WHAT THIS TASK INVOLVES = Examine the entries and show every line in which the word "hàng" is found.

SOURCE MATERIAL =
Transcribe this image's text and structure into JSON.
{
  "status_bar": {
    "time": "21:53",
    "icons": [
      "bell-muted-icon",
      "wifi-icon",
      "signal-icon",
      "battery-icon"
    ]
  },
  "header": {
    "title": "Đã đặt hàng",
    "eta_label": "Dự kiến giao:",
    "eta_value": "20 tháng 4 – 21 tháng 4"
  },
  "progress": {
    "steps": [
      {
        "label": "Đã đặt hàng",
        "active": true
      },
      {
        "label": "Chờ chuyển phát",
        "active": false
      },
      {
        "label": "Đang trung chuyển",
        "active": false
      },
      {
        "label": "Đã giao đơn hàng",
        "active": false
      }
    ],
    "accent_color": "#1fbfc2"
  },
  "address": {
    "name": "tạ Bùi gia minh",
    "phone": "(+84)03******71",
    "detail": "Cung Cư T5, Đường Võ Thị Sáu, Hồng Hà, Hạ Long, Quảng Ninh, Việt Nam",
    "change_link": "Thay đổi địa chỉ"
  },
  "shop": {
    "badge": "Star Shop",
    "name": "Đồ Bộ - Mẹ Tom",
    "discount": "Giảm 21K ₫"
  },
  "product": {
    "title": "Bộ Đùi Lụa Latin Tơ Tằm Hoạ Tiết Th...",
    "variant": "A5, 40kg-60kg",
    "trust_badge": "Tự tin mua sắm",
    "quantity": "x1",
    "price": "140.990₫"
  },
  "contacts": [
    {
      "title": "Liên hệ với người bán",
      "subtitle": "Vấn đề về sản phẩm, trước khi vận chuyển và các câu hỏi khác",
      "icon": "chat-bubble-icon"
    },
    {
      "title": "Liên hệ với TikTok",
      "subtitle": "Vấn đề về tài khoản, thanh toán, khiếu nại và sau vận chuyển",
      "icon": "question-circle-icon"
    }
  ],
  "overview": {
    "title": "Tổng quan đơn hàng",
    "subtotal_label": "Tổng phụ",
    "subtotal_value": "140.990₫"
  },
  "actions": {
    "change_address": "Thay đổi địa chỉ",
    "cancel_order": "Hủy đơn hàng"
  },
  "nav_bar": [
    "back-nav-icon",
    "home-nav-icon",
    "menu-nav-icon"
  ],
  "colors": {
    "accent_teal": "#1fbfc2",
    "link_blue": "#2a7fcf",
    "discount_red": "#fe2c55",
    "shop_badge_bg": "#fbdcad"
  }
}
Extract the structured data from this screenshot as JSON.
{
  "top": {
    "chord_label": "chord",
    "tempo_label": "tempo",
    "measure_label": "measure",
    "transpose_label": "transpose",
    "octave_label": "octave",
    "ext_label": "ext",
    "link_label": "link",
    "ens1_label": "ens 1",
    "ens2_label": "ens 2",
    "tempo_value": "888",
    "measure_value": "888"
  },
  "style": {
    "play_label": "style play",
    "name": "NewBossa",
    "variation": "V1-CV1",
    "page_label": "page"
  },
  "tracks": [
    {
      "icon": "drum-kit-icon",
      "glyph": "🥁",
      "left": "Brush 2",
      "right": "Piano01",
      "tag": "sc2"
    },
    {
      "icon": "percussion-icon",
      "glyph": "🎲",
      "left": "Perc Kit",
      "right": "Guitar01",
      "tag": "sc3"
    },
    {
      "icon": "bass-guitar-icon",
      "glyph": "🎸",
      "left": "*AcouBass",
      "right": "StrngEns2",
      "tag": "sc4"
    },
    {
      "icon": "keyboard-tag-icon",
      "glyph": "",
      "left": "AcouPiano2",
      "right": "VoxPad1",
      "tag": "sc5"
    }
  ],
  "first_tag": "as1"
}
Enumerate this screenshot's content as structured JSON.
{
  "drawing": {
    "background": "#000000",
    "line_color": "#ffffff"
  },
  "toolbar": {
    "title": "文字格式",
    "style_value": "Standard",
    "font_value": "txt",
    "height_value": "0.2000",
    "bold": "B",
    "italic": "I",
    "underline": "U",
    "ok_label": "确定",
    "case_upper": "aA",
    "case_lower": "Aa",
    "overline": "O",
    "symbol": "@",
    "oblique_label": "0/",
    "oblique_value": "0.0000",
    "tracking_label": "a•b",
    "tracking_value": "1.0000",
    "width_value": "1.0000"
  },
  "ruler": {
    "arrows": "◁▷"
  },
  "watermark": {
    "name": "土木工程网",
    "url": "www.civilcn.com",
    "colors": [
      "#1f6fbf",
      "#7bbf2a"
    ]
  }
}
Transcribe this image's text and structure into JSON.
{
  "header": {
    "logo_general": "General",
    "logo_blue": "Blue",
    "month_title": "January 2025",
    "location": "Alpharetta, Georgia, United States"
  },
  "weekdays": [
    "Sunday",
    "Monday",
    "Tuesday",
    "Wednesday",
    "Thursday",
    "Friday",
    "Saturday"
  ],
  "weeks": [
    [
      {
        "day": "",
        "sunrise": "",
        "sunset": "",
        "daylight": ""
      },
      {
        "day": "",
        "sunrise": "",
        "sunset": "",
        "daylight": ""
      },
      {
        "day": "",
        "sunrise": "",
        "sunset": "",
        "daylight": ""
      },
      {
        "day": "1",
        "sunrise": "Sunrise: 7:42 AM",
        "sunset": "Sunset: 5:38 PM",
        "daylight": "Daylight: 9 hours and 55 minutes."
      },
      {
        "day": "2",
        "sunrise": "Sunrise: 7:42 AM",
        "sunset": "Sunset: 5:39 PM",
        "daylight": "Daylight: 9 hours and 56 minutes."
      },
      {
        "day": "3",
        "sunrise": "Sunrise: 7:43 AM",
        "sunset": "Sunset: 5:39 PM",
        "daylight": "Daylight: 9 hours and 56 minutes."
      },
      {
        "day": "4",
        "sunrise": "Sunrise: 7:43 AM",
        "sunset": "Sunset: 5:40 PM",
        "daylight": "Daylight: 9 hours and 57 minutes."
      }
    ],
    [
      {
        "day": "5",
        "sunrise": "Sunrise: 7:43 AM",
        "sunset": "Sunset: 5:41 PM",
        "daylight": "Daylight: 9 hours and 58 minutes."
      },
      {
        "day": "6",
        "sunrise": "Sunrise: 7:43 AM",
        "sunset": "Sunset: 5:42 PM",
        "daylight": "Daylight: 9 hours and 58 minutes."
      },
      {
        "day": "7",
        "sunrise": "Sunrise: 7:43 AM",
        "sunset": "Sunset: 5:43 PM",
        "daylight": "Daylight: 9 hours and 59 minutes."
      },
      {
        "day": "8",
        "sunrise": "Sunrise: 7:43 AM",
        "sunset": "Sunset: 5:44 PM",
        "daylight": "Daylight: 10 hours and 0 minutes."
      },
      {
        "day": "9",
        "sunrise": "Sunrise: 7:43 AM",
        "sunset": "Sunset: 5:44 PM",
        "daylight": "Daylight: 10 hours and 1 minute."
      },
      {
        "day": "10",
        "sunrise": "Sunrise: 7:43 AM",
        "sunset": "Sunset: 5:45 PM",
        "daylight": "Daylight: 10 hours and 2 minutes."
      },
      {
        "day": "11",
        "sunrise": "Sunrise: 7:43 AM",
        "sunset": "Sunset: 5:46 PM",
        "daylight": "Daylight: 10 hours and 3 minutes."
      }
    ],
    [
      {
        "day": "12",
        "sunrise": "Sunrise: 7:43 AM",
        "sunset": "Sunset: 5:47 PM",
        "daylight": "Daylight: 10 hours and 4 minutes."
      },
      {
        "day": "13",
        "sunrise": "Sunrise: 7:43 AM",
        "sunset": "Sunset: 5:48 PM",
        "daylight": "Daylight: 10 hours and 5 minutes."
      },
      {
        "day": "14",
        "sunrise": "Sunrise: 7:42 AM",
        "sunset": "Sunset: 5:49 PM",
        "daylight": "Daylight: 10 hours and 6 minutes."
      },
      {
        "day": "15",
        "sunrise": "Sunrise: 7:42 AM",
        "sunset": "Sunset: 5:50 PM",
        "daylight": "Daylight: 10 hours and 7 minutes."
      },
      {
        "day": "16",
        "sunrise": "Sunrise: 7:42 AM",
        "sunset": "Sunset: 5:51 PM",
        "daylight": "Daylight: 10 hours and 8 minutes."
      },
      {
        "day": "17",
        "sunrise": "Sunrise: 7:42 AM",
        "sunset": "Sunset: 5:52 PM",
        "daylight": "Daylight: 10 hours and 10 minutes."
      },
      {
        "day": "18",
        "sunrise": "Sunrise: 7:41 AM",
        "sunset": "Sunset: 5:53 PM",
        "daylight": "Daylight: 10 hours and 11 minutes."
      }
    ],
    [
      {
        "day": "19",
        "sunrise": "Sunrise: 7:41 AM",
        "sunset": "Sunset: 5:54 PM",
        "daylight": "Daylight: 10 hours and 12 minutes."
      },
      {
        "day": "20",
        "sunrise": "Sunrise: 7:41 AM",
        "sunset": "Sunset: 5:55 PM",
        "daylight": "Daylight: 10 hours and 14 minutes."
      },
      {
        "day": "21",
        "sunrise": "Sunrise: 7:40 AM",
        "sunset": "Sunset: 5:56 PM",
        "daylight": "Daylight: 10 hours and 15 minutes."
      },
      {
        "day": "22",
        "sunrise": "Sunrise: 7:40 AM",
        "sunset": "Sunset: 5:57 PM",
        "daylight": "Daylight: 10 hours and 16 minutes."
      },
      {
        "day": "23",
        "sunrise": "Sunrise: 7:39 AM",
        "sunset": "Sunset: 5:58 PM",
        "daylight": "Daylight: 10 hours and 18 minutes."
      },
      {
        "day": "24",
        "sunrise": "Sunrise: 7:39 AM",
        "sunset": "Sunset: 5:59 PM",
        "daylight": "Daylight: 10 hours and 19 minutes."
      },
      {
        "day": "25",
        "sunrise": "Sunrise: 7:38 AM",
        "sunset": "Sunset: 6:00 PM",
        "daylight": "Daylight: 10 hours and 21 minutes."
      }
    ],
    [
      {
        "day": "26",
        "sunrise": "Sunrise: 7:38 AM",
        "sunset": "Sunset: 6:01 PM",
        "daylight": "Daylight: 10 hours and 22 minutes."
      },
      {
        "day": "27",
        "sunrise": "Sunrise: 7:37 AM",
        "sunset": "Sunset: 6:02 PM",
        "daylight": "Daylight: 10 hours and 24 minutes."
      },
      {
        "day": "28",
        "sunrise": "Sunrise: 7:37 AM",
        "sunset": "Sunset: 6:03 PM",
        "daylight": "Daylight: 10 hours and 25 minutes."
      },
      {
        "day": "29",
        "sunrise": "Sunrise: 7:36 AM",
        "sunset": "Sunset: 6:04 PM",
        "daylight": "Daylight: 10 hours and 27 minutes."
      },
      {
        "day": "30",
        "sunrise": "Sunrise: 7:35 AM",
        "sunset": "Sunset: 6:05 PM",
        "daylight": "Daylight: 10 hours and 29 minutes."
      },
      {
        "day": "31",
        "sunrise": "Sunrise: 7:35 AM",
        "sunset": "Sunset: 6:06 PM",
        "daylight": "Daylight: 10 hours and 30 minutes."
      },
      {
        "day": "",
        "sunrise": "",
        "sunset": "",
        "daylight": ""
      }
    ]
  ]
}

ANSWER TO THE PROBLEM =
    "title": "Đã đặt hàng",
        "label": "Đã đặt hàng",
        "label": "Đã giao đơn hàng",
    "title": "Tổng quan đơn hàng",
    "cancel_order": "Hủy đơn hàng"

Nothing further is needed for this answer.